“The attitude of the oil industry is ‘we have a very handsome business model and we’re going to defend it tooth and nail,'” van Baal said. “The reason it is so handsome is because there are so many externalities not inside their costs — and, of course, the biggest one is the cost of climate change.”
Van Baal added, “My hope is not with the boards of these oil majors, my hope is that the investors will realize that we don’t have time for another round of discussion, another year of engagement and another year of the benefit of the doubt.”
Record earnings from the West’s largest oil and gas majors have also renewed calls for higher taxes, particularly at a time when surging gas and fuel prices have boosted inflation around the world.
Alice Harrison, fossil fuels campaign leader at advocacy group Global Witness, said, “We must all call out profiteering like this.”
She described the historic revenues for energy giants as “disgraceful” given that “much of this money is being made at the expense of the millions of people who have been pushed into poverty because of the skyrocketing cost of gas.”
“An increased windfall tax to help those struggling to pay their bills, along with a significant boost in renewable energy and home insulation, would end the fossil fuel era that is harming both people and the planet so severely,” Harrison told CNBC via email.

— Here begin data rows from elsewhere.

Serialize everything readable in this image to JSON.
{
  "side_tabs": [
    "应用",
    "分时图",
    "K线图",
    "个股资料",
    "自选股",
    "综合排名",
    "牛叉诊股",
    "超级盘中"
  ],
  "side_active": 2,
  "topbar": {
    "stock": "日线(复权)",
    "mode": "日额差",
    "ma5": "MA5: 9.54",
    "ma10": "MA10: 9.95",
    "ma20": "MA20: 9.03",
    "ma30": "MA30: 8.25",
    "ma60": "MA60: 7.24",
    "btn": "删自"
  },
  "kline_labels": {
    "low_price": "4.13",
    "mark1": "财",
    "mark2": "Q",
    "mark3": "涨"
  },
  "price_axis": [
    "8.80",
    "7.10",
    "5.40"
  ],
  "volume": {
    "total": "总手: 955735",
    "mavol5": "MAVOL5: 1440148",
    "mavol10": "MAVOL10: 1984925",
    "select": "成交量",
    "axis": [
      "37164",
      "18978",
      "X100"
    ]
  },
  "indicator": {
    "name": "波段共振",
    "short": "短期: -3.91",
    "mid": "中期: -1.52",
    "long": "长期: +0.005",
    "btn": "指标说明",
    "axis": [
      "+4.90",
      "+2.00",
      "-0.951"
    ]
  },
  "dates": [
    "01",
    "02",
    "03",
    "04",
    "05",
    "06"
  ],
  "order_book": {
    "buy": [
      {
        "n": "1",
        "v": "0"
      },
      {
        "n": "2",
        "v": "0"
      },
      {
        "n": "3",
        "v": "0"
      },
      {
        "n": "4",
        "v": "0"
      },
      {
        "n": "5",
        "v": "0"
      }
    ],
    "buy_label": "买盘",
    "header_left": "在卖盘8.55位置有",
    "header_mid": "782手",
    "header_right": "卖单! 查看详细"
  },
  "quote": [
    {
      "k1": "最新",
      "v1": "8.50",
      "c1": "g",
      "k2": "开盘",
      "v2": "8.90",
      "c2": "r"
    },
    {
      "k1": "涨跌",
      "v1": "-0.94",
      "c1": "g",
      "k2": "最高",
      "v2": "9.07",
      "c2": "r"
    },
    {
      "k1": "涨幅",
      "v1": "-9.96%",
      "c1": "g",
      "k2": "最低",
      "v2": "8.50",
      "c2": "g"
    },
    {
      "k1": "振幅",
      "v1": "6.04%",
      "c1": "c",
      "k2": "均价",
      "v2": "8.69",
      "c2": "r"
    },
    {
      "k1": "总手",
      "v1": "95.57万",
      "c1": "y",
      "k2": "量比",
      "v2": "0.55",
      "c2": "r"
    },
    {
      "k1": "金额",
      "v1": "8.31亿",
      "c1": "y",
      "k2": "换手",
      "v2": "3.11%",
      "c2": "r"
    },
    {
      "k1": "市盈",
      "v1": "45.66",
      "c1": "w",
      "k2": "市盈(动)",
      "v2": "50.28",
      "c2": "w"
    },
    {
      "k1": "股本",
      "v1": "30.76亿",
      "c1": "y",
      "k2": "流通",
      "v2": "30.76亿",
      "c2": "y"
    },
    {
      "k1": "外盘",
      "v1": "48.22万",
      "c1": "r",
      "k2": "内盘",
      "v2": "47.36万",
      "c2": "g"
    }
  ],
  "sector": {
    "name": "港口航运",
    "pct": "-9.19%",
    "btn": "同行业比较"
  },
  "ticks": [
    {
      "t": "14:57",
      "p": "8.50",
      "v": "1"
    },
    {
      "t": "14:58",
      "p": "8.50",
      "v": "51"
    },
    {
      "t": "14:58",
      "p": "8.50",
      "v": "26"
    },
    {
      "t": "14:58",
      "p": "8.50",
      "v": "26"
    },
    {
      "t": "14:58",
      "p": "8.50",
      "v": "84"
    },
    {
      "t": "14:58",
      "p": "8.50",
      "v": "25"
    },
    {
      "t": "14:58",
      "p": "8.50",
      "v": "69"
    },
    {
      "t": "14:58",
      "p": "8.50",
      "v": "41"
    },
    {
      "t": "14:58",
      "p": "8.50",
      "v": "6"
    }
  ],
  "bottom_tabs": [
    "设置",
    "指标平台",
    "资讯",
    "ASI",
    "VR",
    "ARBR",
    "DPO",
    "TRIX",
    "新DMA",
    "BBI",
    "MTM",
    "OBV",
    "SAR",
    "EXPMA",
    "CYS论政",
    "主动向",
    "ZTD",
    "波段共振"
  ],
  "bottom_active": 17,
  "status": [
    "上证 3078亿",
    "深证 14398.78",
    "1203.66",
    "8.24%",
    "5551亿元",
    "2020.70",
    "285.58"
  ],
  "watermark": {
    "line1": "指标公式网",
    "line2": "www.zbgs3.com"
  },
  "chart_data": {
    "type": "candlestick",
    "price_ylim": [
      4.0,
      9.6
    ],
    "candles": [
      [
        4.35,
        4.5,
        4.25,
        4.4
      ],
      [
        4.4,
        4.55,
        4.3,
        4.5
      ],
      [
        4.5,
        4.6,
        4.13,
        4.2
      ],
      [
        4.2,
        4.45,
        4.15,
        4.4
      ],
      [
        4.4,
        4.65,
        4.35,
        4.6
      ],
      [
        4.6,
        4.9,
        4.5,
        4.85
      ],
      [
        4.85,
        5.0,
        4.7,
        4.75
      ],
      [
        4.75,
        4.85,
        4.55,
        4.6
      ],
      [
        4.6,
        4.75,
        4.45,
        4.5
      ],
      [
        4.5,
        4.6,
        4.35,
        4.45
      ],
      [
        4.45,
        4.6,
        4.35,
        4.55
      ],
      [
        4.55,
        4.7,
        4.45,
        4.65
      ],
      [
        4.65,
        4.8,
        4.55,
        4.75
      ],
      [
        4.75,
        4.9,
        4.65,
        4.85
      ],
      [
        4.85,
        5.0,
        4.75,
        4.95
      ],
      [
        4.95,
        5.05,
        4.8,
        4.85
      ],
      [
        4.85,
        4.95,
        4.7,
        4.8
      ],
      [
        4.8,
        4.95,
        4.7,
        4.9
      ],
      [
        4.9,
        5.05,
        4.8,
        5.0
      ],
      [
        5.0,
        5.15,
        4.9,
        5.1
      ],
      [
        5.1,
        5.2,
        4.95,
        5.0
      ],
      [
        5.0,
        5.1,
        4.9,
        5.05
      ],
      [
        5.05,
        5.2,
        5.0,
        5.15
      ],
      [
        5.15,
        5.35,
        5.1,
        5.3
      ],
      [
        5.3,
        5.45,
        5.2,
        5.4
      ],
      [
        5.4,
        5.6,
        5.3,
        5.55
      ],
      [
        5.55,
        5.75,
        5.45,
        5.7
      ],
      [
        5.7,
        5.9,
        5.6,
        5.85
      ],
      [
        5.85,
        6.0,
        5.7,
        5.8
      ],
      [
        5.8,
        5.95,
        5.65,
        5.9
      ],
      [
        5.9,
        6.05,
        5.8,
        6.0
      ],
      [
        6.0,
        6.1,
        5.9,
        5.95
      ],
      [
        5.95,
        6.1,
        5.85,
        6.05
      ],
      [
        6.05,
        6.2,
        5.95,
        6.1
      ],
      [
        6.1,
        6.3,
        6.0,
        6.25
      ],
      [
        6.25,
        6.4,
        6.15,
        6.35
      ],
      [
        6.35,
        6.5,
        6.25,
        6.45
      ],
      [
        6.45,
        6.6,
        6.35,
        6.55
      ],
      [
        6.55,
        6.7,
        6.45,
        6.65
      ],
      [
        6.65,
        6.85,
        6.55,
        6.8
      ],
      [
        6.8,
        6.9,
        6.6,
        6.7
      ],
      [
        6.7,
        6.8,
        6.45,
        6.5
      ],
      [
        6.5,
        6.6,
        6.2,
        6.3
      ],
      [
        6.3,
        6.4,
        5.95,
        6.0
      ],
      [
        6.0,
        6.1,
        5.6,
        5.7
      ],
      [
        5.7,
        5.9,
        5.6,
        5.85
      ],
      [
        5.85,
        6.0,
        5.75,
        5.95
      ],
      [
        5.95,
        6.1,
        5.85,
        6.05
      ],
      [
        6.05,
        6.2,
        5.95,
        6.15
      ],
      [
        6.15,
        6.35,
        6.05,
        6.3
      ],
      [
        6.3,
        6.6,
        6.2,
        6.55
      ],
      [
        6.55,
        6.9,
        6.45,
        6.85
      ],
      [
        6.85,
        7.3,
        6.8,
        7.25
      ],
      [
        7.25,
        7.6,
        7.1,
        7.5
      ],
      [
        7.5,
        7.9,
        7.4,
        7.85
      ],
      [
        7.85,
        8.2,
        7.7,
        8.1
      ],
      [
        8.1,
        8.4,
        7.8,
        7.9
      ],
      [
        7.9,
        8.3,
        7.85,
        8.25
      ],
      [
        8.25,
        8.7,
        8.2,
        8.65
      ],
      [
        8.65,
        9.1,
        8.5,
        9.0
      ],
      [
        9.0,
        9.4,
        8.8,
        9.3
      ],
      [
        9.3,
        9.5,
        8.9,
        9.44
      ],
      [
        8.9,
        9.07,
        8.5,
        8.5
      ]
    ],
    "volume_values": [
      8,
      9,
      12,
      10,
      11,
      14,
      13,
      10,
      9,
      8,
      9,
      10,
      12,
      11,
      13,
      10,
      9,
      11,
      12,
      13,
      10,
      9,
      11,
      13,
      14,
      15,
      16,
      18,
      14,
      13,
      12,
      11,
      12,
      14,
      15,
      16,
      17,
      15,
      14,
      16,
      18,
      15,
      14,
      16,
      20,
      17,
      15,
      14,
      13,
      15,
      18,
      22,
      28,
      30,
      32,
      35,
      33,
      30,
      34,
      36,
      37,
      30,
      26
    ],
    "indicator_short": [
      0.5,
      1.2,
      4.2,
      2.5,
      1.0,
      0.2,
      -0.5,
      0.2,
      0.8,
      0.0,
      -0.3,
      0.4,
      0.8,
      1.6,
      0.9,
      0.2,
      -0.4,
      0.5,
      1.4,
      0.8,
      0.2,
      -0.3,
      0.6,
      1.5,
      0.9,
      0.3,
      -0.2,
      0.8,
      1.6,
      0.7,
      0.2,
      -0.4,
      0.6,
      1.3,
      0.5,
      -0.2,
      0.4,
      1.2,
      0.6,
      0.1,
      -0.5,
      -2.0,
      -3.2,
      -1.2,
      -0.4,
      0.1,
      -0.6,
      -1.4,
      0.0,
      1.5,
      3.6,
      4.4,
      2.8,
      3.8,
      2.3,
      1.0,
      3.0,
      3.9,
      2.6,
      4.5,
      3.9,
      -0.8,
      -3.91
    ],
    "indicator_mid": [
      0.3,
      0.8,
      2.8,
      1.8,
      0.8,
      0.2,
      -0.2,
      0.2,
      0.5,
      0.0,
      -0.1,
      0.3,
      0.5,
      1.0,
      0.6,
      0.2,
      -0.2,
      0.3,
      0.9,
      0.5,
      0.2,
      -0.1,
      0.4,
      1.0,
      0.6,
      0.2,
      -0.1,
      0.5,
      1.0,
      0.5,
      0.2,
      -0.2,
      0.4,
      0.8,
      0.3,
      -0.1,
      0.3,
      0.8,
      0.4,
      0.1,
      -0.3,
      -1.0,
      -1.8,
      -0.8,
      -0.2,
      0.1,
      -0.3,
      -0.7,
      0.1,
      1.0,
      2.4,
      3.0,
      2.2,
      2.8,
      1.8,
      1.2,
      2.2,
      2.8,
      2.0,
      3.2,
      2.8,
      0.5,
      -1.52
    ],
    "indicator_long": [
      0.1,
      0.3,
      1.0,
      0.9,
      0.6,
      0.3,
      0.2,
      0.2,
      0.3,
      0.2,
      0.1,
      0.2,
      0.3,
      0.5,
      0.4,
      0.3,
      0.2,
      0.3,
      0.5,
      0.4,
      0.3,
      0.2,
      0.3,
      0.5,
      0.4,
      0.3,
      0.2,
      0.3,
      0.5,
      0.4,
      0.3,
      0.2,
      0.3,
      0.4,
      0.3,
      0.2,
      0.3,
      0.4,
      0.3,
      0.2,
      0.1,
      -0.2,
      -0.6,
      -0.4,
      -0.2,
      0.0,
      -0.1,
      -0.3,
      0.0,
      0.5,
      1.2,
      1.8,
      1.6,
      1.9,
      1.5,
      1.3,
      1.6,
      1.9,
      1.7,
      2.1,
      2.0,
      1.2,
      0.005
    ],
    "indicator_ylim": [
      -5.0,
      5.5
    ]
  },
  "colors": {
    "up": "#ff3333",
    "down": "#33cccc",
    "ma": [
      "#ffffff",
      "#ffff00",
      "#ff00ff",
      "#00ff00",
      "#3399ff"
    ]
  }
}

To be sure, burning fossil fuels, such as coal, oil and gas, is the chief driver of the climate emergency.